■ Required action
Select from the data all lines with the word "JSON".

——————————

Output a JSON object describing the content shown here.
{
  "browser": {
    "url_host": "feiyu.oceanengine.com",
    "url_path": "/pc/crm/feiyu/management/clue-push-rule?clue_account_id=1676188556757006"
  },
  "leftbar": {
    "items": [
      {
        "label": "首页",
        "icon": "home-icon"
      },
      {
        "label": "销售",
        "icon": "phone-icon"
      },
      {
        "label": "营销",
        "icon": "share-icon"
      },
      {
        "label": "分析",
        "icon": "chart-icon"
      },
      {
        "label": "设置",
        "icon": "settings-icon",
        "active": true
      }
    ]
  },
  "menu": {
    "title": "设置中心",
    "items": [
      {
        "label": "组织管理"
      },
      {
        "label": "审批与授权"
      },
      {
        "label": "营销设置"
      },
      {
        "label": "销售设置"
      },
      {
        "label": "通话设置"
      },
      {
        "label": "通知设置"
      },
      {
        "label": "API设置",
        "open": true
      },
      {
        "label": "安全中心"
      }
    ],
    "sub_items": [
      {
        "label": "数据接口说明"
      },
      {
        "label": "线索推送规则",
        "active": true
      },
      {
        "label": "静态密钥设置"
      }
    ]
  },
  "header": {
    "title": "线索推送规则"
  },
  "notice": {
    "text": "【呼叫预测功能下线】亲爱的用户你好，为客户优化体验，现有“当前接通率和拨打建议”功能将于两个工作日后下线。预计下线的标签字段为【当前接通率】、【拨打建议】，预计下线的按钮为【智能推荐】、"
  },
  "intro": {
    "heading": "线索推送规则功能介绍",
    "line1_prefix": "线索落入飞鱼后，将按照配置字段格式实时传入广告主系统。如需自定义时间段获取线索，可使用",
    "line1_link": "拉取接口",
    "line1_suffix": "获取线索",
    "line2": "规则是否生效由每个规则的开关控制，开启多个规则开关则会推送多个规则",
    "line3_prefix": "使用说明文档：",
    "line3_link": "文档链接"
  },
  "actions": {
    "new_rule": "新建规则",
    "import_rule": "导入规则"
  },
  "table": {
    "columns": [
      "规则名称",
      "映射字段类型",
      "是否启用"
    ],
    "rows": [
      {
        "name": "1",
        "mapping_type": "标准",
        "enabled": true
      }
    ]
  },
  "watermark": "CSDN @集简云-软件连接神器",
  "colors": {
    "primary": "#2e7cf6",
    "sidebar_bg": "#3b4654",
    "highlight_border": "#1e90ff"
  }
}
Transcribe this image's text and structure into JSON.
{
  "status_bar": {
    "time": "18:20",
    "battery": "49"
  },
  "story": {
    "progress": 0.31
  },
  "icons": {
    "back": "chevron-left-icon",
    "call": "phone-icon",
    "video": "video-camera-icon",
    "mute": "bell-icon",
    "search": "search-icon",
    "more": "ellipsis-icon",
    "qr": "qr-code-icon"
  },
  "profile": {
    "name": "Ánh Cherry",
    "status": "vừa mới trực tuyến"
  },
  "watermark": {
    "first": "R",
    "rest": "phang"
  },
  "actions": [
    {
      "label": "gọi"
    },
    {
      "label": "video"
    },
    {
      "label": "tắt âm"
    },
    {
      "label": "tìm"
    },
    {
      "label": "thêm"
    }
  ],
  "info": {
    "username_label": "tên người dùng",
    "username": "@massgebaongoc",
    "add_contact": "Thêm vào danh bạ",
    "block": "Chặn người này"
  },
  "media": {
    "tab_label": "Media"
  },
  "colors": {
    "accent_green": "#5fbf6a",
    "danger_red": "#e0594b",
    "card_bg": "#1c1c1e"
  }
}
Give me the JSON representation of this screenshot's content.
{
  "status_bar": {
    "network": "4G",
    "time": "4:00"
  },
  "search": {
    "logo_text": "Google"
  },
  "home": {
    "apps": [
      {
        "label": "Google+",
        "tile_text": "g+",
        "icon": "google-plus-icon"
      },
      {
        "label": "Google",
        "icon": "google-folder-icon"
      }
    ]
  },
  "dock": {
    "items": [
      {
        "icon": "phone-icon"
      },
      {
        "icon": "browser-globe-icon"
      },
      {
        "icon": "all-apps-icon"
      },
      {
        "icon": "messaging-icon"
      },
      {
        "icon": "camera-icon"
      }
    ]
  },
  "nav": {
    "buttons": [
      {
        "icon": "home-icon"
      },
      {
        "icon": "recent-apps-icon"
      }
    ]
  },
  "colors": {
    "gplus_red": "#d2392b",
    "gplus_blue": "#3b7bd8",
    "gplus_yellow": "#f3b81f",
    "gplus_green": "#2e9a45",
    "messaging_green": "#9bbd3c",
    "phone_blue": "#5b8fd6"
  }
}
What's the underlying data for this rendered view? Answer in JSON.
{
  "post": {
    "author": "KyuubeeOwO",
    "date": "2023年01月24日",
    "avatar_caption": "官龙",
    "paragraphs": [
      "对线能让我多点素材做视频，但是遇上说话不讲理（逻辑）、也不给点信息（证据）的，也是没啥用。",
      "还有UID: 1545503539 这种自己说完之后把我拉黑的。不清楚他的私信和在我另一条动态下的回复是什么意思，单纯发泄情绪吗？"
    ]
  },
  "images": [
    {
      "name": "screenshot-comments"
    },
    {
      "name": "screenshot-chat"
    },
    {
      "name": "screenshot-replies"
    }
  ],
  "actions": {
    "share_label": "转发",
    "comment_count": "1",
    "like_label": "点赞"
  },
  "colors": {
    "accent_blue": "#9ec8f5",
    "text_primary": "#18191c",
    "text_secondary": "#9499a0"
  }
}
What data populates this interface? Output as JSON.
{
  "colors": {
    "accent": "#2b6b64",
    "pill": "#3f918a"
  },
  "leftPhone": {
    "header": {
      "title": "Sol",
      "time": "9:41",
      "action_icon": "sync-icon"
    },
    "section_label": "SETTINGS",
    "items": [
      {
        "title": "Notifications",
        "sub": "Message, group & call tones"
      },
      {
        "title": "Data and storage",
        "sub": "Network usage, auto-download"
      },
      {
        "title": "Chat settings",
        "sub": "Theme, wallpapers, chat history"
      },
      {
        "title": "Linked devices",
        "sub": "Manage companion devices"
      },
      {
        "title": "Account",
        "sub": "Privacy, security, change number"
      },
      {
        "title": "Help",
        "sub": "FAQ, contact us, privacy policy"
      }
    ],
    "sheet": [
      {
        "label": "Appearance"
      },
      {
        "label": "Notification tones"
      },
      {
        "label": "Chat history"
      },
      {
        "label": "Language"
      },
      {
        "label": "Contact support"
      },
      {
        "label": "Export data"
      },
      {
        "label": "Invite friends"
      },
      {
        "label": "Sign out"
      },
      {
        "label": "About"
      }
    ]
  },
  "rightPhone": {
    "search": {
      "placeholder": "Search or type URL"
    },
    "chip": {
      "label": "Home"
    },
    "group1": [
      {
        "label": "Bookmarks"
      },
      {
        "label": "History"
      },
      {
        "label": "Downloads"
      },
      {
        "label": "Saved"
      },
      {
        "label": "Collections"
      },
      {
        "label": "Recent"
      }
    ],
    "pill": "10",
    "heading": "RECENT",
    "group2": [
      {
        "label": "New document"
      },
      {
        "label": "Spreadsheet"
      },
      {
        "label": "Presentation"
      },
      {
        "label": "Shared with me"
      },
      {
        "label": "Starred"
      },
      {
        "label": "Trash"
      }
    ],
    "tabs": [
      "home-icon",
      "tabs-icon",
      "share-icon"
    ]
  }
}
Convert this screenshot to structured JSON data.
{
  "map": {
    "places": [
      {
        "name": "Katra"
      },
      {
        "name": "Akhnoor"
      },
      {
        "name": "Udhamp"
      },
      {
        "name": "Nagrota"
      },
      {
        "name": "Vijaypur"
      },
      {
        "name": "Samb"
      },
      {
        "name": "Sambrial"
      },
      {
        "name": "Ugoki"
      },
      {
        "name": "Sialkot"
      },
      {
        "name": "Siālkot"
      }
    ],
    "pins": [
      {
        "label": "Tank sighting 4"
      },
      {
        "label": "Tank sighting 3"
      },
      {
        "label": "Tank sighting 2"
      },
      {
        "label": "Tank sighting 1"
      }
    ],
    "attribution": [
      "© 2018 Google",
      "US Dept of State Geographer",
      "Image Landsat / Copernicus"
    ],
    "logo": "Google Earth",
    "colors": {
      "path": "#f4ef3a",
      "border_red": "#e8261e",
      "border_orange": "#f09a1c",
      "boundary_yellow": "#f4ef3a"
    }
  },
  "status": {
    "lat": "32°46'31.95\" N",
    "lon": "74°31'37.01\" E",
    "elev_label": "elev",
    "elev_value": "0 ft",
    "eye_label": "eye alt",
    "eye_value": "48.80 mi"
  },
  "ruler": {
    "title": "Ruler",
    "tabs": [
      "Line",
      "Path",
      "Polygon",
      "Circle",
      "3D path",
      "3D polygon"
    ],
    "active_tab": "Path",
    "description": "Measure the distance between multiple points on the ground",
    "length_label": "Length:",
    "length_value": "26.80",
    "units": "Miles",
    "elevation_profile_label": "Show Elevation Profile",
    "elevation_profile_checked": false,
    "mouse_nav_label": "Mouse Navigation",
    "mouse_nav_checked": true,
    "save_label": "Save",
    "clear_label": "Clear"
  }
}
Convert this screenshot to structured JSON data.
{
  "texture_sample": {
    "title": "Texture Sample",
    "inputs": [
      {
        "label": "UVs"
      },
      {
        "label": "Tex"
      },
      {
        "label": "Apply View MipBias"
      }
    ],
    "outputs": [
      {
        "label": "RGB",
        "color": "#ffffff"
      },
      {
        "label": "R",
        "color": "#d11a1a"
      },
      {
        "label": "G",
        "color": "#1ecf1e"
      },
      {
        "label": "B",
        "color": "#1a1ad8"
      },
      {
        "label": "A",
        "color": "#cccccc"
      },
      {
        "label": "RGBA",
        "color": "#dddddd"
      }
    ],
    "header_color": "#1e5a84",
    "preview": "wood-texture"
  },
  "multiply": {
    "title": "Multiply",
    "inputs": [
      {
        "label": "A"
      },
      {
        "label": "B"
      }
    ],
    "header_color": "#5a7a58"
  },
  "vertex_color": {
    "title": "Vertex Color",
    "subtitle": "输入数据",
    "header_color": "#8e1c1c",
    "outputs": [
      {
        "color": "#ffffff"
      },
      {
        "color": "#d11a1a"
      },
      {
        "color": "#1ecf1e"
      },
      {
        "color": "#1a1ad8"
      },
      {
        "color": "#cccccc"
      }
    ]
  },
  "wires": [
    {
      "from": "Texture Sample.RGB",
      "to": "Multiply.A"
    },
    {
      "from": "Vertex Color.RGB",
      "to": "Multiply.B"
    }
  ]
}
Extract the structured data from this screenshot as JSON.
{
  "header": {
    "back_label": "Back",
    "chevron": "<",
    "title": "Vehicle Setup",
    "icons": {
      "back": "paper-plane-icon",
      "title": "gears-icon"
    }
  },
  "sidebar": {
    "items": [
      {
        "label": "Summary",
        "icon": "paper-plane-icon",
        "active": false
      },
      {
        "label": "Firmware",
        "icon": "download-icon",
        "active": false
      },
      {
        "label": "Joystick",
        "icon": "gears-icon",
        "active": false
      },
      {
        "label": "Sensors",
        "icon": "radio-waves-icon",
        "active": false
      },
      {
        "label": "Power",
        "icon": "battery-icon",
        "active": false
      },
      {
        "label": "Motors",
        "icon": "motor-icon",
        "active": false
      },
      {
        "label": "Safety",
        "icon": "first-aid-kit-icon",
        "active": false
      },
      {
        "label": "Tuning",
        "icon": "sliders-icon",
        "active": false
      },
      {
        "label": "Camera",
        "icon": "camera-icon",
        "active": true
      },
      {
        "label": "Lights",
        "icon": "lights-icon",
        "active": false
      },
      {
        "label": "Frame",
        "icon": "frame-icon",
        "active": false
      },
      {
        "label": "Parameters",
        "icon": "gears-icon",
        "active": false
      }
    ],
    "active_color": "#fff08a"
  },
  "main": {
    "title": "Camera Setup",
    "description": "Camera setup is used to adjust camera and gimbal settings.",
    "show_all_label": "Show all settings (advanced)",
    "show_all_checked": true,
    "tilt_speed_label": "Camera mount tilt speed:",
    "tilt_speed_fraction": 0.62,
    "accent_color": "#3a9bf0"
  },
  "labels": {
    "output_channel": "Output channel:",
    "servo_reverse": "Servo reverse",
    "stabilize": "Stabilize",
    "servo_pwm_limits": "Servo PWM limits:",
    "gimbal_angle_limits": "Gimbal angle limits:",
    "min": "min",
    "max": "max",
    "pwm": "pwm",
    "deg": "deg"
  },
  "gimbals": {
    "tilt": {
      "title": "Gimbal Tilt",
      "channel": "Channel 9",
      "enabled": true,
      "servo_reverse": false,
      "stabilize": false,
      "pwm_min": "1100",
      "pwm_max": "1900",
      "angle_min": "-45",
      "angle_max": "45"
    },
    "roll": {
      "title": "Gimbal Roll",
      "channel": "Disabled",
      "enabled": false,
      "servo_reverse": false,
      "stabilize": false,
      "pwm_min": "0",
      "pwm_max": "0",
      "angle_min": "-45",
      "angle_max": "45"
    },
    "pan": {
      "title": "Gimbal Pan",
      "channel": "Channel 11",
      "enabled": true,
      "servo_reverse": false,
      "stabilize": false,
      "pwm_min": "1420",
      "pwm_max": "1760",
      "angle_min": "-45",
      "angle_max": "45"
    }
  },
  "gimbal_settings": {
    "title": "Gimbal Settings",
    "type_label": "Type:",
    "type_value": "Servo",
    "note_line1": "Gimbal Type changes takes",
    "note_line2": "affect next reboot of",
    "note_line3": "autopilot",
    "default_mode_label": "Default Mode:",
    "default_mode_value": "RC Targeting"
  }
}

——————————

■ Written response
Output a JSON object describing the content shown here.
Transcribe this image's text and structure into JSON.
Give me the JSON representation of this screenshot's content.
What's the underlying data for this rendered view? Answer in JSON.
What data populates this interface? Output as JSON.
Convert this screenshot to structured JSON data.
Convert this screenshot to structured JSON data.
Extract the structured data from this screenshot as JSON.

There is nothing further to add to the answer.